* [PROBLEM STATEMENT] A bare number is the expected answer: the count of lines in the data holding "this".

(Records from a dataset)
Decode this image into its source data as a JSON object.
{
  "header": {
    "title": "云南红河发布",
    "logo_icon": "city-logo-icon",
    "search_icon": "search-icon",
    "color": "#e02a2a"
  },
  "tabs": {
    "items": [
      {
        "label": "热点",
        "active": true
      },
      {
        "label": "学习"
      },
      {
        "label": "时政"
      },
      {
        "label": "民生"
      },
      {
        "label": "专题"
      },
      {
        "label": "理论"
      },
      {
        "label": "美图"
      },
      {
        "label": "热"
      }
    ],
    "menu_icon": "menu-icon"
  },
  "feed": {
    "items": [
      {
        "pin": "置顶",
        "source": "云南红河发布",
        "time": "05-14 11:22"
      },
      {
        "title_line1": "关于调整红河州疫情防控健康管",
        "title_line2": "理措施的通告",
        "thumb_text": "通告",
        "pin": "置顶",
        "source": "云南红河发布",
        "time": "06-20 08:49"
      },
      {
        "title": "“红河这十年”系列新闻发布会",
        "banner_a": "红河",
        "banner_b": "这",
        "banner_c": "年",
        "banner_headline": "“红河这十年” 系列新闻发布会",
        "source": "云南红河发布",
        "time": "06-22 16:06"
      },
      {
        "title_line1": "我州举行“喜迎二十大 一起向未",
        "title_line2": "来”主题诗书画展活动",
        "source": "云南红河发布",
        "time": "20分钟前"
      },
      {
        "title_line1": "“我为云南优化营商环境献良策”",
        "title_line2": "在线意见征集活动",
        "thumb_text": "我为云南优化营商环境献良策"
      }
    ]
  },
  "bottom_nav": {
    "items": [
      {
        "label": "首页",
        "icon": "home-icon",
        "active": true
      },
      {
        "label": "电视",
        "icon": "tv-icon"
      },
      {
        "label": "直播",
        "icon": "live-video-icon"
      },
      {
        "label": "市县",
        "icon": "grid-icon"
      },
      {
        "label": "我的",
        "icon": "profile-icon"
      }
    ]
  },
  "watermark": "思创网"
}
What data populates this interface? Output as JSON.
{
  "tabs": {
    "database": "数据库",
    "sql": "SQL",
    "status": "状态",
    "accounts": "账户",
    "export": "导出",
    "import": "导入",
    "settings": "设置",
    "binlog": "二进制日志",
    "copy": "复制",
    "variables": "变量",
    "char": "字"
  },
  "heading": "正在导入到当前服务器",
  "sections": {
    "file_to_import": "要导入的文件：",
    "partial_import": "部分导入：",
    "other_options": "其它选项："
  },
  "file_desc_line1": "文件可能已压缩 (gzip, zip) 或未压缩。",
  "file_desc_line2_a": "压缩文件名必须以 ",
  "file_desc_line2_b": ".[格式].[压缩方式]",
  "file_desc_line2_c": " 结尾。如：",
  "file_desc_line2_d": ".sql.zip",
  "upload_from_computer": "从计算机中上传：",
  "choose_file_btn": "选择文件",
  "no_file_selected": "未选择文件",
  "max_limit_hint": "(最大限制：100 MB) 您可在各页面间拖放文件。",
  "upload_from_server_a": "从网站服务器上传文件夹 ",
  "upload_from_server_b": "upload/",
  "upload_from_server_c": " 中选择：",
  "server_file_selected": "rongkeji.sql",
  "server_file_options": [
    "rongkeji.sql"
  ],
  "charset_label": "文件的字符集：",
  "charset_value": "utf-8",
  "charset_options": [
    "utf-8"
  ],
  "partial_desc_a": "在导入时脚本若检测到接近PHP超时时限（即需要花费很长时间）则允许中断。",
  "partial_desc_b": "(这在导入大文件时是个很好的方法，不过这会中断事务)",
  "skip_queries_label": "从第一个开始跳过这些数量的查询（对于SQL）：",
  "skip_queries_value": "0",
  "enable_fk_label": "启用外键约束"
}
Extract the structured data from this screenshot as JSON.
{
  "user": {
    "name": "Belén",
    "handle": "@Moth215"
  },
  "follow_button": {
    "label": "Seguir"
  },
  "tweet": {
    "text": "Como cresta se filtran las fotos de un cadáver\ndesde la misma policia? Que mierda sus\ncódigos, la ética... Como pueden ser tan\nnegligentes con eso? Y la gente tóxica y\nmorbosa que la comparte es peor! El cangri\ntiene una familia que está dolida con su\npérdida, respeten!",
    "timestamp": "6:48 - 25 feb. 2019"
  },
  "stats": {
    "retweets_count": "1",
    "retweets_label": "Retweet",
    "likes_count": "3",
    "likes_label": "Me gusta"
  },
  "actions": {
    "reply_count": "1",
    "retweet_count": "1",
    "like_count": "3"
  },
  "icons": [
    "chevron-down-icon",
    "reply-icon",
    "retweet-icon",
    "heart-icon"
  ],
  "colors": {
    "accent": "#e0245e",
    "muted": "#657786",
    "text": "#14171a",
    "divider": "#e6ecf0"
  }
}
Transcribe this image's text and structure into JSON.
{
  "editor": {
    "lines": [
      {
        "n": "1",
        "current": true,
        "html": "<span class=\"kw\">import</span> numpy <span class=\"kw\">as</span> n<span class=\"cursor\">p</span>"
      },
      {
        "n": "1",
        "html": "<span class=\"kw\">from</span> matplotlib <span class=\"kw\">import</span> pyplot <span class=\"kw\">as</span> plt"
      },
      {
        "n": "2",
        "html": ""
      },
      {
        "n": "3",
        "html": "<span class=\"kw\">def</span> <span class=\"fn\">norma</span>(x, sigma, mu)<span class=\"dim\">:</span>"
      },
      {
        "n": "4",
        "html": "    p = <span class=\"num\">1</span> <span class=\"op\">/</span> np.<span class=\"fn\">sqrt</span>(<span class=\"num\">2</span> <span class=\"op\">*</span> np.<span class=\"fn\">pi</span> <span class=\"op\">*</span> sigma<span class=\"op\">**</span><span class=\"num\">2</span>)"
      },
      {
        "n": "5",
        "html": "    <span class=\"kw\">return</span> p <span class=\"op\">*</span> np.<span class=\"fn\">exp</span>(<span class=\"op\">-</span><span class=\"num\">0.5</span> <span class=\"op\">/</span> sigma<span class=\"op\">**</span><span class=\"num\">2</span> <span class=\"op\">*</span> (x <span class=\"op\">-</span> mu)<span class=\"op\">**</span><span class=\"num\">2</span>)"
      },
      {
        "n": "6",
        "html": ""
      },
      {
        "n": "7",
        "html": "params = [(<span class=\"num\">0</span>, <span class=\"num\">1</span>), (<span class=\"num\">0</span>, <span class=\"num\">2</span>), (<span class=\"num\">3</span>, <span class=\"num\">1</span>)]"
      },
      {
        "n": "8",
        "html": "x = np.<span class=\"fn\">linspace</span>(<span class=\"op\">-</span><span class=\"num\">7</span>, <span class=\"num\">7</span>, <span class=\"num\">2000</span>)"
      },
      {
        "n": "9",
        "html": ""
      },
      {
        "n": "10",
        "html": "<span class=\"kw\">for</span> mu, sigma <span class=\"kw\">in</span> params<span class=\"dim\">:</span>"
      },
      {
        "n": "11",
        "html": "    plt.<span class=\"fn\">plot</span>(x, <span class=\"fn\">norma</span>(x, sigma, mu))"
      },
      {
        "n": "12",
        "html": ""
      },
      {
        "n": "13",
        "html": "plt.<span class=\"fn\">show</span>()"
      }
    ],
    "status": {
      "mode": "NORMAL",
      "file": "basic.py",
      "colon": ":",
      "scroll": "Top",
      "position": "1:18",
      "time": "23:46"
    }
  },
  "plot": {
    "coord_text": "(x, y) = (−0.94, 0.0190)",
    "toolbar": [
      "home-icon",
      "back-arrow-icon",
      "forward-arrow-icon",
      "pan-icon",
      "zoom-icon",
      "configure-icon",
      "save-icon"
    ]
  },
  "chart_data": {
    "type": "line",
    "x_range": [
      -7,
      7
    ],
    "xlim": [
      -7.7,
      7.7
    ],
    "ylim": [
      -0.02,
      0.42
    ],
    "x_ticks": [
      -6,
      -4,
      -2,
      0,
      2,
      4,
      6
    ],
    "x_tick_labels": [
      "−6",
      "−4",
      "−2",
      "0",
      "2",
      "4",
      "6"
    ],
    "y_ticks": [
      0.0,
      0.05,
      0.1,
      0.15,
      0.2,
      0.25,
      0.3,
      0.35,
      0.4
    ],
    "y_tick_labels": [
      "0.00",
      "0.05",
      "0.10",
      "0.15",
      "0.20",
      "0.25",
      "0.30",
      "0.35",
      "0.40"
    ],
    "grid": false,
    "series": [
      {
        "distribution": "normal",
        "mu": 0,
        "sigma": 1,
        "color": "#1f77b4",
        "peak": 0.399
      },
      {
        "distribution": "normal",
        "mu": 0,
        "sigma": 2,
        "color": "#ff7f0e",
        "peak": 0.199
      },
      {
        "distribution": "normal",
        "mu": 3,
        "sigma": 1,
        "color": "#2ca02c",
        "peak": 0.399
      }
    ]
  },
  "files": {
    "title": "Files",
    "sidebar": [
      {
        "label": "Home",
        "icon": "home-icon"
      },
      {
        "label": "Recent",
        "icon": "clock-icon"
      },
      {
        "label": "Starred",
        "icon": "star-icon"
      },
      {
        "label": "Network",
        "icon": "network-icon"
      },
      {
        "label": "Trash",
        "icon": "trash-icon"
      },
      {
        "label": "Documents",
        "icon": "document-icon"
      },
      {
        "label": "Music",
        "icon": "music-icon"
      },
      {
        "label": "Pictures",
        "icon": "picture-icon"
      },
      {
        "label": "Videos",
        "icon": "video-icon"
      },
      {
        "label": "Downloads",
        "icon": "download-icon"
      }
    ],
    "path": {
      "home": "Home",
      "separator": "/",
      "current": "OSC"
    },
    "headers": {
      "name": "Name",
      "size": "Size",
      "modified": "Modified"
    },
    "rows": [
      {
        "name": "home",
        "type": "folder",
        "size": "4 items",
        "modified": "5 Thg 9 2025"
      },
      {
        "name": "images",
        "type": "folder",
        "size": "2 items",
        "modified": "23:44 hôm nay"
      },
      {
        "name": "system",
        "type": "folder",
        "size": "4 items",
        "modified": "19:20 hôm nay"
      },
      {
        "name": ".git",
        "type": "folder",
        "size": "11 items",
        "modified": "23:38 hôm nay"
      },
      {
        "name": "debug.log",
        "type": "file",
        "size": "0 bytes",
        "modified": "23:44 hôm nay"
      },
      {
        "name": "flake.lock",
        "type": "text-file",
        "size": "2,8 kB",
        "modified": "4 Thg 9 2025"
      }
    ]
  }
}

* [EXERCISE RESPONSE] 4